Exercise details. Would you retype every entry that follows without altering a word?

=-=-=

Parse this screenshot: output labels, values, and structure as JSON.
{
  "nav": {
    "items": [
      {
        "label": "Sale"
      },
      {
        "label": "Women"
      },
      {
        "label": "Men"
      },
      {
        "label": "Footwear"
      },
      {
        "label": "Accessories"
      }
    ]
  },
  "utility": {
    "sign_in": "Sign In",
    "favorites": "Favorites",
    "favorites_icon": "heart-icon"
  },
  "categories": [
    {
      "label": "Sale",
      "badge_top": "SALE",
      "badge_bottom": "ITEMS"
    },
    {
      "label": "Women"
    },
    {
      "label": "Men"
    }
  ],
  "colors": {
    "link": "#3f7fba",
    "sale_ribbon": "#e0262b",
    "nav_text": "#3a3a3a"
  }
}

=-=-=

Task answer.
Parse this screenshot: output labels, values, and structure as JSON.
{
  "nav": {
    "items": [
      {
        "label": "Sale"
      },
      {
        "label": "Women"
      },
      {
        "label": "Men"
      },
      {
        "label": "Footwear"
      },
      {
        "label": "Accessories"
      }
    ]
  },
  "utility": {
    "sign_in": "Sign In",
    "favorites": "Favorites",
    "favorites_icon": "heart-icon"
  },
  "categories": [
    {
      "label": "Sale",
      "badge_top": "SALE",
      "badge_bottom": "ITEMS"
    },
    {
      "label": "Women"
    },
    {
      "label": "Men"
    }
  ],
  "colors": {
    "link": "#3f7fba",
    "sale_ribbon": "#e0262b",
    "nav_text": "#3a3a3a"
  }
}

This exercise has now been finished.